▸ **Problem description**
Among the records below, find each line that includes the string "Weekly" and copy it.

▸ **Materials provided**
* * *

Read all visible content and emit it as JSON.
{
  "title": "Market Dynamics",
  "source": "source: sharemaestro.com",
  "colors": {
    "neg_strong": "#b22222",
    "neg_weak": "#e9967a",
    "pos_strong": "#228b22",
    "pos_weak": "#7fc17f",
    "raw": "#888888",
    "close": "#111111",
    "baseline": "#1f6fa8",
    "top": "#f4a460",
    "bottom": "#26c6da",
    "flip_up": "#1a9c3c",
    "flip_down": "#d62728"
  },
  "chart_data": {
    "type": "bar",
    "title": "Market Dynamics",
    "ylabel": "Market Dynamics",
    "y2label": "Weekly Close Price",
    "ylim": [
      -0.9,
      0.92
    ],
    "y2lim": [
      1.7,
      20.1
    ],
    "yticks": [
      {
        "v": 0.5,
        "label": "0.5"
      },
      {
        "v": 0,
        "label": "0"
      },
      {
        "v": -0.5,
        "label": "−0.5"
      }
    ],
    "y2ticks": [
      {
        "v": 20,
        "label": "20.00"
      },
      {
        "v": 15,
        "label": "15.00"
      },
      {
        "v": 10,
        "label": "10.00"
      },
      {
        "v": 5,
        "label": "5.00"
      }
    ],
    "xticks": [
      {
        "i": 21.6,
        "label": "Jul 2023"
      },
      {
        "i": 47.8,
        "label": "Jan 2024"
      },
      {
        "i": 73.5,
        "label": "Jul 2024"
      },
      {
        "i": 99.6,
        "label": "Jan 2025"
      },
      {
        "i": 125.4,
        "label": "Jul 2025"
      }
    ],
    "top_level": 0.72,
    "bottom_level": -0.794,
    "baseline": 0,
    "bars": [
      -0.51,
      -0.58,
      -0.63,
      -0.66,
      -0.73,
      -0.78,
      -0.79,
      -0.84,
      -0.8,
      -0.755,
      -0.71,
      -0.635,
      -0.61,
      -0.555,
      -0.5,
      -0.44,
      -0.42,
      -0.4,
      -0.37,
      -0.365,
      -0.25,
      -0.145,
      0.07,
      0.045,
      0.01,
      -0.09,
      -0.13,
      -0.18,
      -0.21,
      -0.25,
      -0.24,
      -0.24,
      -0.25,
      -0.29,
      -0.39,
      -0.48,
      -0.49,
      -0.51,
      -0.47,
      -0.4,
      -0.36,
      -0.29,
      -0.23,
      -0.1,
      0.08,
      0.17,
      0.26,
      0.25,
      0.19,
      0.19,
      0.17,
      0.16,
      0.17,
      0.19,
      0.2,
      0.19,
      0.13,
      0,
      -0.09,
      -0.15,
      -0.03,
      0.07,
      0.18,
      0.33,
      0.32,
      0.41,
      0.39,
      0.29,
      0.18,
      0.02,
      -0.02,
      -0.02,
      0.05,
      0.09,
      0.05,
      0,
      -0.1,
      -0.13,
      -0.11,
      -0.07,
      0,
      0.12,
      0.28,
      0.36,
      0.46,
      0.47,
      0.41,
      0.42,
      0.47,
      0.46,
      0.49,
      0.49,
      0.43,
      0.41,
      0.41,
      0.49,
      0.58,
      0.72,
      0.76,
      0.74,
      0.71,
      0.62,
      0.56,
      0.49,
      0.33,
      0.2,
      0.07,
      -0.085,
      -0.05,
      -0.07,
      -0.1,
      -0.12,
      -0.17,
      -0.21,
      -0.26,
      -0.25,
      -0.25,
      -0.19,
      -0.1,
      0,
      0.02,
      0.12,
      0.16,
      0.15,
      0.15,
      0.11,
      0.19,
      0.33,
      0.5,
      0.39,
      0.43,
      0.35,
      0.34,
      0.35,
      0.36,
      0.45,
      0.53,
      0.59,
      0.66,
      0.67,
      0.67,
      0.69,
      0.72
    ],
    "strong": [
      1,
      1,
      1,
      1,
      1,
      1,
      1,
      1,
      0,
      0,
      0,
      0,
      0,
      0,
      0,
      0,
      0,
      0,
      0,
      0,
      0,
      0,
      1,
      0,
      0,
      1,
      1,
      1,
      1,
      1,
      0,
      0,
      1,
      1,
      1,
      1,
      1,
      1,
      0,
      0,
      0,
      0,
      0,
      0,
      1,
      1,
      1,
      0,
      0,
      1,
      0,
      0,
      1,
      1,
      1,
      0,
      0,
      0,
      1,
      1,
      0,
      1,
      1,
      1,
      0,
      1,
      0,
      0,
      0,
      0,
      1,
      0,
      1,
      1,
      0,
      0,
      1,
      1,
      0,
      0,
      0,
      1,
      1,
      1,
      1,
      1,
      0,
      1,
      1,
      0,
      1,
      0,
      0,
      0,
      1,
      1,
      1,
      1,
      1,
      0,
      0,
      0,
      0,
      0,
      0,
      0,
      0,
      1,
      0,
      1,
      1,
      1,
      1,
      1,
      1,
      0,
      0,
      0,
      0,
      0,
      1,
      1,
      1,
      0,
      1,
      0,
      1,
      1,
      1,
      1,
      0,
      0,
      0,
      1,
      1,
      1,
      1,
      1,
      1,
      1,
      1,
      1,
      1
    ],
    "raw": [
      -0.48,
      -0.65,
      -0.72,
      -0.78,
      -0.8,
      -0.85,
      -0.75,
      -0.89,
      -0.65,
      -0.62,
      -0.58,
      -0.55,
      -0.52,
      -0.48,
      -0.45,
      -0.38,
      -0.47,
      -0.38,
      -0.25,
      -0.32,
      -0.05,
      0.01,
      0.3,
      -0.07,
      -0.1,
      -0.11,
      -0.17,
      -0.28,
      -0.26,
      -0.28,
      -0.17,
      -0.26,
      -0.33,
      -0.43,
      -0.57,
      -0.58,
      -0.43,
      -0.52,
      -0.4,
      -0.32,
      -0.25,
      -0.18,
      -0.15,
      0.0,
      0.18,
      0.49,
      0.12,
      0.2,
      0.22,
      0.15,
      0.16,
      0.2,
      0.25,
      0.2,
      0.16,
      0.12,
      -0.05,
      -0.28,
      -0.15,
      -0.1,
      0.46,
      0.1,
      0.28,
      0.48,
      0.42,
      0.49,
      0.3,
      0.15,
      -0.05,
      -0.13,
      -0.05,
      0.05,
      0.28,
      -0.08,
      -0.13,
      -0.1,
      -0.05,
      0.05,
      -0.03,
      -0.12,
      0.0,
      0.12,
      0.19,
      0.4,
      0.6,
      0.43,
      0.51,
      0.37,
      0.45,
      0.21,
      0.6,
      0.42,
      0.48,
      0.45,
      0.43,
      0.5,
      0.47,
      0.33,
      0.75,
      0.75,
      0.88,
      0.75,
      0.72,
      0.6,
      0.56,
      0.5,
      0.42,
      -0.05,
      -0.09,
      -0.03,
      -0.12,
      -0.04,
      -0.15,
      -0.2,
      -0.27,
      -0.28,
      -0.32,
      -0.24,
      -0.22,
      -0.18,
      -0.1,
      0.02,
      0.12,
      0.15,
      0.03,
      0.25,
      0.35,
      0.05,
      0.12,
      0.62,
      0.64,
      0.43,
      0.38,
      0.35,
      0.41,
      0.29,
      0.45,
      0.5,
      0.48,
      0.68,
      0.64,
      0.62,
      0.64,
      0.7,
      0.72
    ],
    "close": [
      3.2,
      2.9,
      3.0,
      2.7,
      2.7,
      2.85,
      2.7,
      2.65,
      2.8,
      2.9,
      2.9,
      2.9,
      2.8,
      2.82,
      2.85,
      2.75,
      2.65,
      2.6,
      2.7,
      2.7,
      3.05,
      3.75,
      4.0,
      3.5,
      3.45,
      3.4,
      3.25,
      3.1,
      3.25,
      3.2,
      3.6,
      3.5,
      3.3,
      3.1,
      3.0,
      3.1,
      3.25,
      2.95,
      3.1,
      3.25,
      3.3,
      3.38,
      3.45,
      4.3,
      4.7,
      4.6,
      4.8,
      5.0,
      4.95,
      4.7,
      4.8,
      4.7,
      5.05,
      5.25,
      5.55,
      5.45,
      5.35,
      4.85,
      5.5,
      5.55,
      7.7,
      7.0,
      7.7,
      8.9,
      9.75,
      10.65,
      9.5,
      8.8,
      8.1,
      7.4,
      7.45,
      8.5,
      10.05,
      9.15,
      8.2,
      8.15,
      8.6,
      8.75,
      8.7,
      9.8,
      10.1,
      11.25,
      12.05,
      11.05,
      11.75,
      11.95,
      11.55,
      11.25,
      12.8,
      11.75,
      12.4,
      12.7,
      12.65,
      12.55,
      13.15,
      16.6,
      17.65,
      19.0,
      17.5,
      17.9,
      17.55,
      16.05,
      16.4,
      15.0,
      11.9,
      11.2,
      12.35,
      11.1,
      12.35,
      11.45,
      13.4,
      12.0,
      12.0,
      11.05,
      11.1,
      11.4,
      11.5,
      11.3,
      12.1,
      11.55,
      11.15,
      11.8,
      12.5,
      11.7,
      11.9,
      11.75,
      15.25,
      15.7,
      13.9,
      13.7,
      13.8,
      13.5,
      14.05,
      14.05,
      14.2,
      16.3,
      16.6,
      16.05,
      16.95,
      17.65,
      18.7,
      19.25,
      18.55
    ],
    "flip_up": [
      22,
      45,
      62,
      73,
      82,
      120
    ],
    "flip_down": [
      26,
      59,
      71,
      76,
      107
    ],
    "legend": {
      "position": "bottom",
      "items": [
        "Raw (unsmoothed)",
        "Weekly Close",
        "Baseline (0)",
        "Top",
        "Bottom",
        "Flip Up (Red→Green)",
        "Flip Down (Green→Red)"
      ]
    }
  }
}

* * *

▸ **Completed exercise**
    "y2label": "Weekly Close Price",
        "Weekly Close",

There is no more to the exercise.